== DATA EXCERPTS ==

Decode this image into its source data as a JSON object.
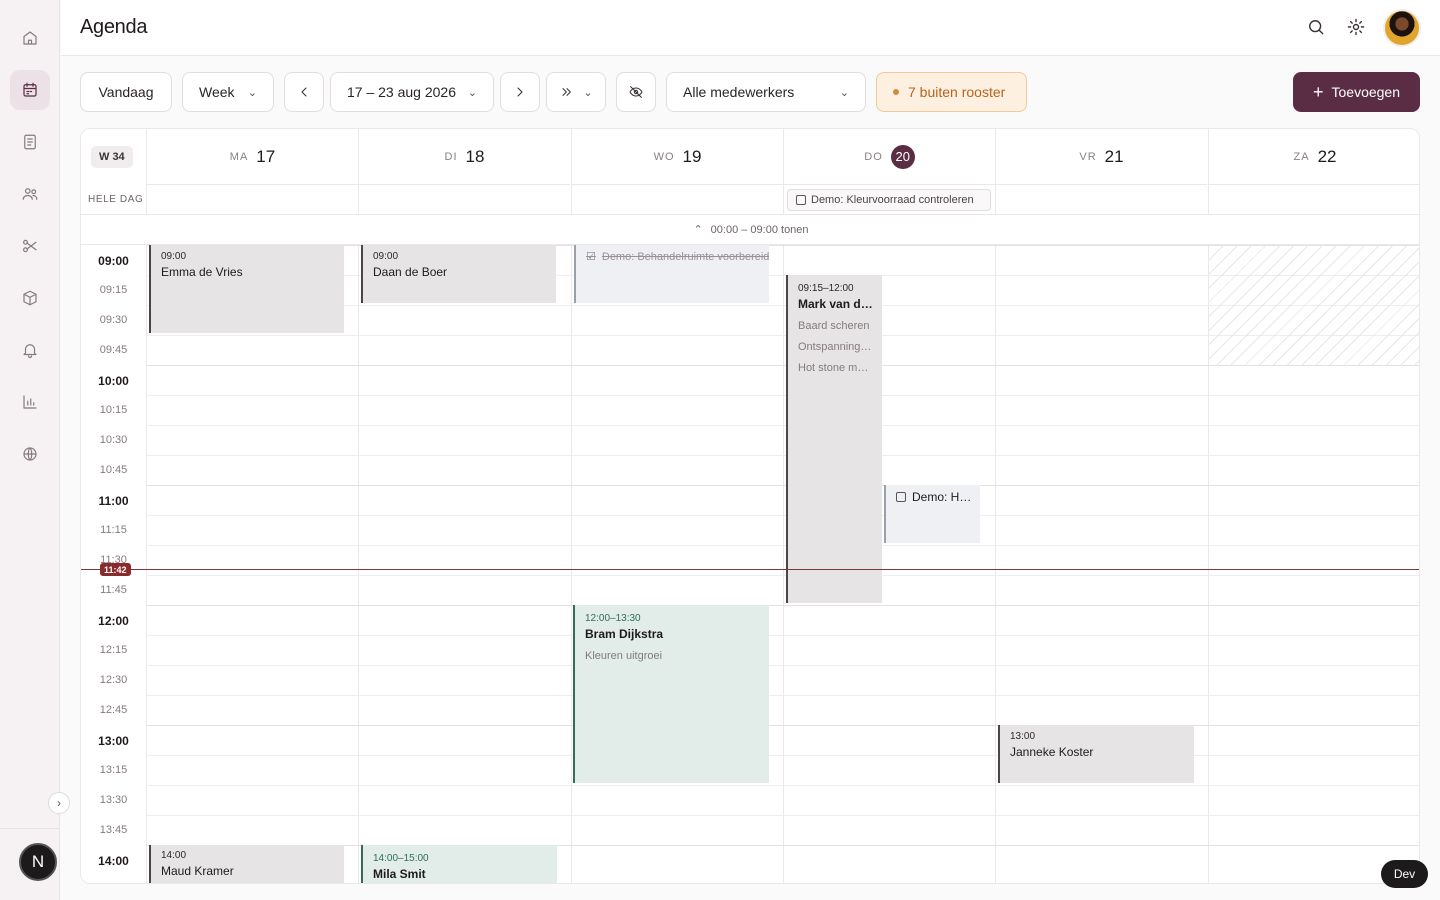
{
  "app": {
    "title": "Agenda"
  },
  "sidebar": {
    "items": [
      {
        "icon": "home-icon"
      },
      {
        "icon": "calendar-icon"
      },
      {
        "icon": "document-icon"
      },
      {
        "icon": "users-icon"
      },
      {
        "icon": "scissors-icon"
      },
      {
        "icon": "package-icon"
      },
      {
        "icon": "bell-icon"
      },
      {
        "icon": "chart-icon"
      },
      {
        "icon": "globe-icon"
      }
    ],
    "active": "calendar",
    "user_initial": "N"
  },
  "header": {
    "search_icon": "search-icon",
    "settings_icon": "gear-icon",
    "avatar": "avatar"
  },
  "toolbar": {
    "today_label": "Vandaag",
    "view_label": "Week",
    "range_label": "17 – 23 aug 2026",
    "staff_label": "Alle medewerkers",
    "out_of_schedule_label": "7 buiten rooster",
    "add_label": "Toevoegen"
  },
  "calendar": {
    "week_label": "W 34",
    "allday_label": "HELE DAG",
    "earlier_label": "00:00 – 09:00 tonen",
    "days": [
      {
        "name": "MA",
        "num": "17",
        "today": false
      },
      {
        "name": "DI",
        "num": "18",
        "today": false
      },
      {
        "name": "WO",
        "num": "19",
        "today": false
      },
      {
        "name": "DO",
        "num": "20",
        "today": true
      },
      {
        "name": "VR",
        "num": "21",
        "today": false
      },
      {
        "name": "ZA",
        "num": "22",
        "today": false
      }
    ],
    "allday_events": [
      {
        "day": 3,
        "title": "Demo: Kleurvoorraad controleren"
      }
    ],
    "time_labels": [
      "09:00",
      "09:15",
      "09:30",
      "09:45",
      "10:00",
      "10:15",
      "10:30",
      "10:45",
      "11:00",
      "11:15",
      "11:30",
      "11:45",
      "12:00",
      "12:15",
      "12:30",
      "12:45",
      "13:00",
      "13:15",
      "13:30",
      "13:45",
      "14:00"
    ],
    "now_label": "11:42",
    "events": [
      {
        "day": 0,
        "time": "09:00",
        "title": "Emma de Vries"
      },
      {
        "day": 1,
        "time": "09:00",
        "title": "Daan de Boer"
      },
      {
        "day": 2,
        "title": "Demo: Behandelruimte voorbereiden",
        "task": true,
        "done": true
      },
      {
        "day": 3,
        "time": "09:15–12:00",
        "title": "Mark van den Berg",
        "subs": [
          "Baard scheren",
          "Ontspanningsmassage",
          "Hot stone massage"
        ]
      },
      {
        "day": 3,
        "title": "Demo: Handdoeken wassen",
        "task": true,
        "done": false
      },
      {
        "day": 2,
        "time": "12:00–13:30",
        "title": "Bram Dijkstra",
        "subs": [
          "Kleuren uitgroei"
        ]
      },
      {
        "day": 4,
        "time": "13:00",
        "title": "Janneke Koster"
      },
      {
        "day": 0,
        "time": "14:00",
        "title": "Maud Kramer"
      },
      {
        "day": 1,
        "time": "14:00–15:00",
        "title": "Mila Smit"
      }
    ]
  },
  "dev_badge": "Dev"
}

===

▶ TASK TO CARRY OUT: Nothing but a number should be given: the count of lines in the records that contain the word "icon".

▶ RESPONSE BELOW: 11